The administration’s reaction to the events in Egypt was cautious over the first few days. There was a responsibility to deal diplomatically with a government that has been the second largest recipient of American foreign aid. But more than protecting Mubarak, the Obama team needed to protect the process unfolding in the streets of Cairo. America has a long, and unfortunate history, of being too hands-on in the regime changes of countries around the world — often with unintended consequences. Whatever results in Egypt will be stronger because it is authentically Egyptian, and not the result of the machinations of powers a world away. This transformation is not “Made in the USA” – it is of, by and for the people of Egypt.
The same principle should hold true in Yemen, where Ali Abdullah Saleh has announced he too will stand down for a successor at the next election.

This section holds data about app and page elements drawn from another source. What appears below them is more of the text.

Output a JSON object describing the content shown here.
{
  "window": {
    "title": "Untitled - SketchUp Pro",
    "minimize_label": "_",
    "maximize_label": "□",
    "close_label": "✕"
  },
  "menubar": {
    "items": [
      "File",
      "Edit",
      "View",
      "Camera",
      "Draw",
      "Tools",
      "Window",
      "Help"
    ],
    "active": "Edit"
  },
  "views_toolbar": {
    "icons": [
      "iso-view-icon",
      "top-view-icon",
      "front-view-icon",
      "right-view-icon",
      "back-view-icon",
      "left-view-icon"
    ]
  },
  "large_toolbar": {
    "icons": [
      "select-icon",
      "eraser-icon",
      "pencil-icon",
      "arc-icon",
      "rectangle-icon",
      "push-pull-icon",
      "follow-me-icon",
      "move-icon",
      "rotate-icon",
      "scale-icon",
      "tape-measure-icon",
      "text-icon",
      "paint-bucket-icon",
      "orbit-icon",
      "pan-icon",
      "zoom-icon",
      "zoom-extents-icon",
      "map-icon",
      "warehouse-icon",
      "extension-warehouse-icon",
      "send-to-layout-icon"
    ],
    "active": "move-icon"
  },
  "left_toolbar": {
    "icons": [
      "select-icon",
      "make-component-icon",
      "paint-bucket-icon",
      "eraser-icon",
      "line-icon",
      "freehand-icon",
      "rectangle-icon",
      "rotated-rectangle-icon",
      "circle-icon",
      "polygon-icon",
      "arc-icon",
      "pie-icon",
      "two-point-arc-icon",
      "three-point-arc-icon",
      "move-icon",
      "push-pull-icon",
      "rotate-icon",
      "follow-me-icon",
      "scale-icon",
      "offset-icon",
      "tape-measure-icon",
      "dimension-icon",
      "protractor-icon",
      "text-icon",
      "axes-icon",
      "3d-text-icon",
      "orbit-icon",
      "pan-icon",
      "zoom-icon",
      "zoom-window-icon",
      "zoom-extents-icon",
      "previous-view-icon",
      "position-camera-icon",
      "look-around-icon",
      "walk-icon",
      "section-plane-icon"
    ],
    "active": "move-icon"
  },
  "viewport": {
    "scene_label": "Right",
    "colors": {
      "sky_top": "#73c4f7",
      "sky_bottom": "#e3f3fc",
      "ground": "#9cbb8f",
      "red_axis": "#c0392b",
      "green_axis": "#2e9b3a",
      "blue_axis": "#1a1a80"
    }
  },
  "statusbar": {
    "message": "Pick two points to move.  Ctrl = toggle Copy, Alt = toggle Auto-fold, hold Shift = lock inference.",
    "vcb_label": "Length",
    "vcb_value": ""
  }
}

It’s the case in Jordan, where the king dismissed the government to rebuild a new cabinet in advance of intensifying protest. And if the Israeli-Palestinian process finds new urgency, as Thomas Friedman urges in his column in the Times, that process too should bear the authenticity of being guided by Israelis and Palestinians at their insistence, not simply at ours. Benjamin Barber argues that no two Middle Eastern countries will respond quite the same way to the shock of these events, but we can be consistent in our response to all the scenarios.
You’ve heard the phrase, “lead, follow or get out of the way.” In these cases, we can do a little of each: leading in declaring unwavering support for democratic principles, following the events with support for proper process and the safety of local populations, and making sure we play no role in obstructing the astonishing show of popular expression or the subsequent march toward new, fair elections — whether in Egypt and or wherever people rise up next.
While our leaders may be wise not to appear as ringleaders for the revolution, we also shouldn’t be the defenders of the status quo. We shouldn’t be scared of democracy. We cannot pick the outcomes or know for sure what leadership will follow Mubarak — as soon as next week, or as late as the next election. But as the president’s advisors and speechwriters look for the right position in these historical moments, they should look back to that speech the president already gave, a set of remarks that broke from the patterns of his predecessor and inspired Americans to believe there could be a new approach to international affairs:
So let me be clear: no system of government can or should be imposed upon one nation by any other…That does not lessen my commitment, however, to governments that reflect the will of the people. Each nation gives life to this principle in its own way, grounded in the traditions of its own people. America does not presume to know what is best for everyone, just as we would not presume to pick the outcome of a peaceful election. But I do have an unyielding belief that all people yearn for certain things: the ability to speak your mind and have a say in how you are governed; confidence in the rule of law and the equal administration of justice; government that is transparent and doesn't steal from the people; the freedom to live as you choose. Those are not just American ideas, they are human rights, and that is why we will support them everywhere.
The Muslim world heard those words back in June, 2009. Let’s make sure they believe that’s where America stands in this fiery winter of 2011.